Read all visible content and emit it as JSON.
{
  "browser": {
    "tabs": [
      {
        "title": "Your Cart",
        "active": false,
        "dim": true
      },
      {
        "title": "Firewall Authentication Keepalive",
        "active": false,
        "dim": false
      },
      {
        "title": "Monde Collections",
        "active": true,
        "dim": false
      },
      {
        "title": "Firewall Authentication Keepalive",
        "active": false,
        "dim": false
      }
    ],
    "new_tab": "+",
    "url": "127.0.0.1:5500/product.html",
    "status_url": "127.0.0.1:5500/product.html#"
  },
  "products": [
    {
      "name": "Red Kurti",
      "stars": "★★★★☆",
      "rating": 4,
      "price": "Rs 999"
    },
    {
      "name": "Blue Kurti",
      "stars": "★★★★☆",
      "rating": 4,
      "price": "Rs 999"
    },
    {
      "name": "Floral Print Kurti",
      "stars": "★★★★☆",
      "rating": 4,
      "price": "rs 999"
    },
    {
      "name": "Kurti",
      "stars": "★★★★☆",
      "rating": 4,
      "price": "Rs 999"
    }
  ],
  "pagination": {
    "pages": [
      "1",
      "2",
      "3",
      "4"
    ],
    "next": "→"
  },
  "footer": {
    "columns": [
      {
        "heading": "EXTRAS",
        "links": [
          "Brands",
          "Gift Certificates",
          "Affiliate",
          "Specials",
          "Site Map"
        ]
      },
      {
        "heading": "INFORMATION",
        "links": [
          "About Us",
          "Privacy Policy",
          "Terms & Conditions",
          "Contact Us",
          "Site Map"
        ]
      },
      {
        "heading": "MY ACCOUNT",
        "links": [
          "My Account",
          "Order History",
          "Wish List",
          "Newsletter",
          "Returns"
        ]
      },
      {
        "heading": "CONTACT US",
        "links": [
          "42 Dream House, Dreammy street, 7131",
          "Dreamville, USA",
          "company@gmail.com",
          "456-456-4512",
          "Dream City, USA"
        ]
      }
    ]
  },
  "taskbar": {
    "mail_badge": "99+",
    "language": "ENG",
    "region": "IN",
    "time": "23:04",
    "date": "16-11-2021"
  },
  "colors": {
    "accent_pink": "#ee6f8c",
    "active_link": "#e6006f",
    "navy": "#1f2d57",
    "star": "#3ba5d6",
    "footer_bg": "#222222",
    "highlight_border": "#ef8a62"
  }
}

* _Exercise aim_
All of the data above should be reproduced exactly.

* _Reply_
Read all visible content and emit it as JSON.
{
  "browser": {
    "tabs": [
      {
        "title": "Your Cart",
        "active": false,
        "dim": true
      },
      {
        "title": "Firewall Authentication Keepalive",
        "active": false,
        "dim": false
      },
      {
        "title": "Monde Collections",
        "active": true,
        "dim": false
      },
      {
        "title": "Firewall Authentication Keepalive",
        "active": false,
        "dim": false
      }
    ],
    "new_tab": "+",
    "url": "127.0.0.1:5500/product.html",
    "status_url": "127.0.0.1:5500/product.html#"
  },
  "products": [
    {
      "name": "Red Kurti",
      "stars": "★★★★☆",
      "rating": 4,
      "price": "Rs 999"
    },
    {
      "name": "Blue Kurti",
      "stars": "★★★★☆",
      "rating": 4,
      "price": "Rs 999"
    },
    {
      "name": "Floral Print Kurti",
      "stars": "★★★★☆",
      "rating": 4,
      "price": "rs 999"
    },
    {
      "name": "Kurti",
      "stars": "★★★★☆",
      "rating": 4,
      "price": "Rs 999"
    }
  ],
  "pagination": {
    "pages": [
      "1",
      "2",
      "3",
      "4"
    ],
    "next": "→"
  },
  "footer": {
    "columns": [
      {
        "heading": "EXTRAS",
        "links": [
          "Brands",
          "Gift Certificates",
          "Affiliate",
          "Specials",
          "Site Map"
        ]
      },
      {
        "heading": "INFORMATION",
        "links": [
          "About Us",
          "Privacy Policy",
          "Terms & Conditions",
          "Contact Us",
          "Site Map"
        ]
      },
      {
        "heading": "MY ACCOUNT",
        "links": [
          "My Account",
          "Order History",
          "Wish List",
          "Newsletter",
          "Returns"
        ]
      },
      {
        "heading": "CONTACT US",
        "links": [
          "42 Dream House, Dreammy street, 7131",
          "Dreamville, USA",
          "company@gmail.com",
          "456-456-4512",
          "Dream City, USA"
        ]
      }
    ]
  },
  "taskbar": {
    "mail_badge": "99+",
    "language": "ENG",
    "region": "IN",
    "time": "23:04",
    "date": "16-11-2021"
  },
  "colors": {
    "accent_pink": "#ee6f8c",
    "active_link": "#e6006f",
    "navy": "#1f2d57",
    "star": "#3ba5d6",
    "footer_bg": "#222222",
    "highlight_border": "#ef8a62"
  }
}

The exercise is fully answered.